Through the afternoon, Mary Woronov, gracefully statuesque and cordial, signed memorabilia inside the lobby of the Vine for true believers as Rock ’n’ Roll High School screened — her presence a stark contrast with the deaths of three out of four Ramones. A strange and walloping emptiness overcame me as I watched her walk unrecognized down the Boulevard when she finished.
When Roger Corman appeared, several fans flung themselves prostrate upon their prostates before him in rapt worship of their low-budget liege. He spoke of his Poe adaptations; about cameos for Francis Ford Coppola; about Tom Cruise remaking Death Race 2000, Paul Bartel’s violent schadenfreude-laden future vision of NASCAR; the falling dollar recapturing foreign-filmed movies; and the diminishing returns that come with graphic mutilation.
Early Sunday morning, still hours before sunrise, the rock band Mucus imploded due to a cut set; many middle fingers were extended, and the manager was mortified.
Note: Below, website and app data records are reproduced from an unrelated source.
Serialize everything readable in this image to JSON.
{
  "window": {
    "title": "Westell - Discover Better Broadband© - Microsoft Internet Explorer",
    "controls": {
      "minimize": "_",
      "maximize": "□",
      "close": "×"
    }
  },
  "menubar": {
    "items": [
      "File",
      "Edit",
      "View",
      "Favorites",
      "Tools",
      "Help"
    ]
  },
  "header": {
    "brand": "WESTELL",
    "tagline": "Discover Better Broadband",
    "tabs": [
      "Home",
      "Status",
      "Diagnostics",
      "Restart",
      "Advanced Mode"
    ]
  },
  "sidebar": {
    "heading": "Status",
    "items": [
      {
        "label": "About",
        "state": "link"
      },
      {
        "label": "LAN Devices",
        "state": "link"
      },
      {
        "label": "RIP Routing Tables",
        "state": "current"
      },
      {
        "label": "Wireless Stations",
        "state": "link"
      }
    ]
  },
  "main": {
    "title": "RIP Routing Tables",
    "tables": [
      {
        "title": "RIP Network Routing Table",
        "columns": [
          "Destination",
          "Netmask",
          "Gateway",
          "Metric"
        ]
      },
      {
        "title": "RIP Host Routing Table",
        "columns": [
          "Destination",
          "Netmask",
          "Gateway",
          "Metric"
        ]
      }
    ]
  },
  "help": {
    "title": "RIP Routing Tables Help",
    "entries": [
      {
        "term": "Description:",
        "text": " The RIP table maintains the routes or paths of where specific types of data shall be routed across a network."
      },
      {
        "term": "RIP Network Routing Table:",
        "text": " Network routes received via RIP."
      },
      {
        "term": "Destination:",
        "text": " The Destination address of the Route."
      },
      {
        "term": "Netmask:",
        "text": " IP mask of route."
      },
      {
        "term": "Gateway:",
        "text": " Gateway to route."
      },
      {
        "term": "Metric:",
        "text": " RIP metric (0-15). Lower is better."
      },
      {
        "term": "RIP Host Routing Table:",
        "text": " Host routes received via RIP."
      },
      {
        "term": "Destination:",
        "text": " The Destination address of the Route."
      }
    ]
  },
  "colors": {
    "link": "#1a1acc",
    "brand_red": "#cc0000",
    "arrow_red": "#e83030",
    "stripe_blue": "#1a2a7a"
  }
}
Rain fell. It didn’t wash away the scum on the streets, but instead bestowed a glimmering sheen to its tawny coat as the grindhouse groundhogs scurried away into the night when the doors finally closed.
Wearing Your Cause on Your Artfully Torn Sleeve
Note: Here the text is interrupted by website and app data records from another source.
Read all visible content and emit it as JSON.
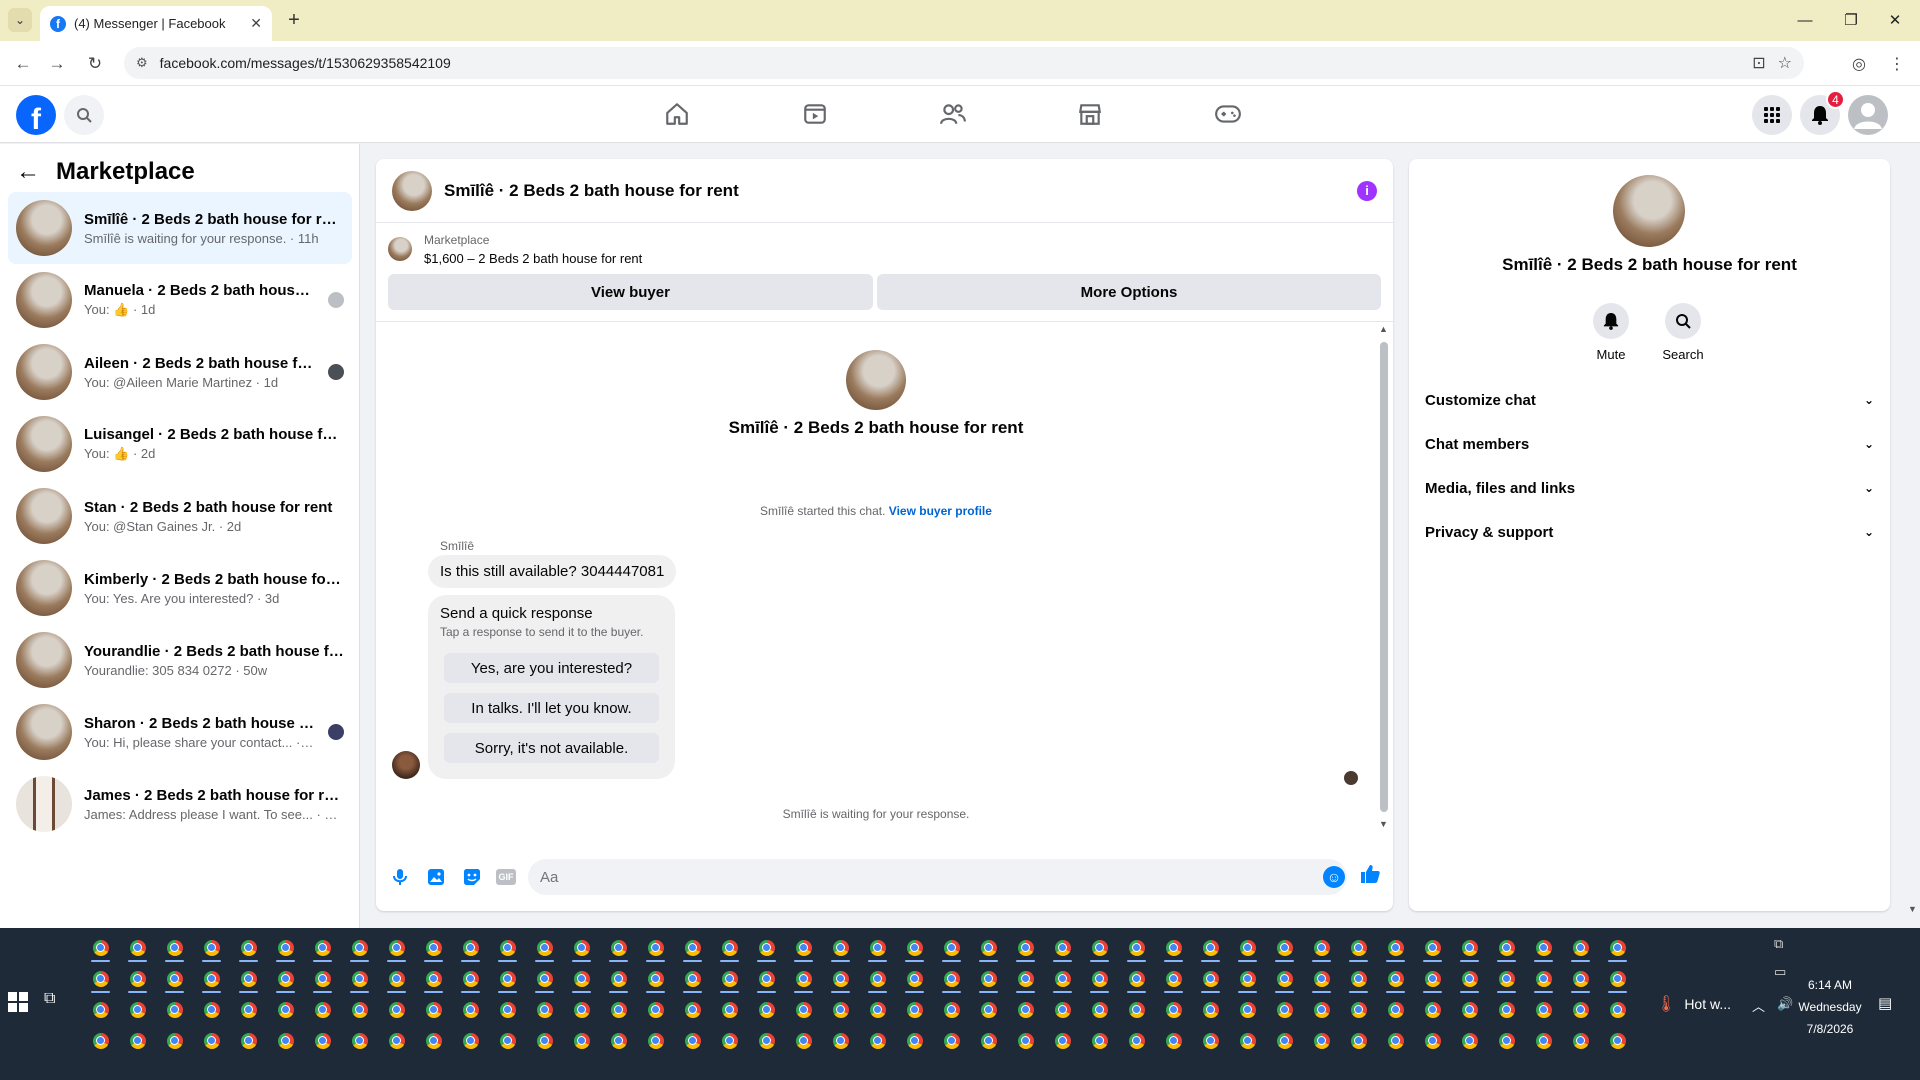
{
  "browser": {
    "tab_title": "(4) Messenger | Facebook",
    "tab_close": "✕",
    "new_tab": "+",
    "url": "facebook.com/messages/t/1530629358542109",
    "window_controls": [
      "—",
      "❐",
      "✕"
    ]
  },
  "fb_header": {
    "logo_letter": "f",
    "notification_count": "4"
  },
  "sidebar": {
    "title": "Marketplace",
    "conversations": [
      {
        "name": "Smīlîê · 2 Beds 2 bath house for rent",
        "preview": "Smīlîê is waiting for your response. · 11h",
        "active": true
      },
      {
        "name": "Manuela · 2 Beds 2 bath house for rent",
        "preview": "You: 👍 · 1d"
      },
      {
        "name": "Aileen · 2 Beds 2 bath house for rent",
        "preview": "You: @Aileen Marie Martinez · 1d"
      },
      {
        "name": "Luisangel · 2 Beds 2 bath house for rent",
        "preview": "You: 👍 · 2d"
      },
      {
        "name": "Stan · 2 Beds 2 bath house for rent",
        "preview": "You: @Stan Gaines Jr. · 2d"
      },
      {
        "name": "Kimberly · 2 Beds 2 bath house for rent",
        "preview": "You: Yes. Are you interested? · 3d"
      },
      {
        "name": "Yourandlie · 2 Beds 2 bath house for rent",
        "preview": "Yourandlie: 305 834 0272 · 50w"
      },
      {
        "name": "Sharon · 2 Beds 2 bath house for rent",
        "preview": "You: Hi, please share your contact... · 50w"
      },
      {
        "name": "James · 2 Beds 2 bath house for rent",
        "preview": "James: Address please I want. To see... · 50w"
      }
    ]
  },
  "chat": {
    "title": "Smīlîê · 2 Beds 2 bath house for rent",
    "listing_source": "Marketplace",
    "listing_detail": "$1,600 – 2 Beds 2 bath house for rent",
    "view_buyer_label": "View buyer",
    "more_options_label": "More Options",
    "intro_name": "Smīlîê · 2 Beds 2 bath house for rent",
    "started_text": "Smīlîê started this chat.",
    "view_buyer_profile": "View buyer profile",
    "sender_name": "Smīlîê",
    "message": "Is this still available? 3044447081",
    "quick_title": "Send a quick response",
    "quick_subtitle": "Tap a response to send it to the buyer.",
    "quick_responses": [
      "Yes, are you interested?",
      "In talks. I'll let you know.",
      "Sorry, it's not available."
    ],
    "waiting_text": "Smīlîê is waiting for your response.",
    "input_placeholder": "Aa",
    "gif_label": "GIF"
  },
  "info_panel": {
    "name": "Smīlîê · 2 Beds 2 bath house for rent",
    "actions": [
      {
        "label": "Mute"
      },
      {
        "label": "Search"
      }
    ],
    "sections": [
      "Customize chat",
      "Chat members",
      "Media, files and links",
      "Privacy & support"
    ]
  },
  "taskbar": {
    "weather": "Hot w...",
    "time": "6:14 AM",
    "day": "Wednesday",
    "date": "7/8/2026"
  }
}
"Are they launching a new line?"
This is what the fashion editor asked me when I invited her to TreePeople’s Thursday-night fashion show at the Knitting Factory.
"Then is it a fund-raiser?" she asked when I told her I didn’t think the environmental group was going into the fashion business. "How much?"
"It’s free," I said.
She declined the offer — something about plans to congratulate Marco of MarcoMarco on his first year in business — but made me promise to report back. "If it’s a new line, I should know about it. Otherwise, why is TreePeople having a fashion show?"
Fair question. Fashion in the developed world depends on people (women, mostly) throwing things out before they wear them out. So it’s doubtful an organization with a 31-year track record of conservationist conversion would get itself tangled up in fashion.
Officially, the event was to launch a "green is the new black" ad campaign sponsored by AdZoo, a branch of the American Advertising Federation, and LA.com that each year helps a nonprofit organization get its message out through billboards. TreePeople was chosen this year from 30 applicants for the distinction, and the resulting "Environmental Makeover" campaign shows high-fashion models in runway attire wielding spades and shovels and slogans like "support the environment that supports you" and "time to dig deeper within yourself."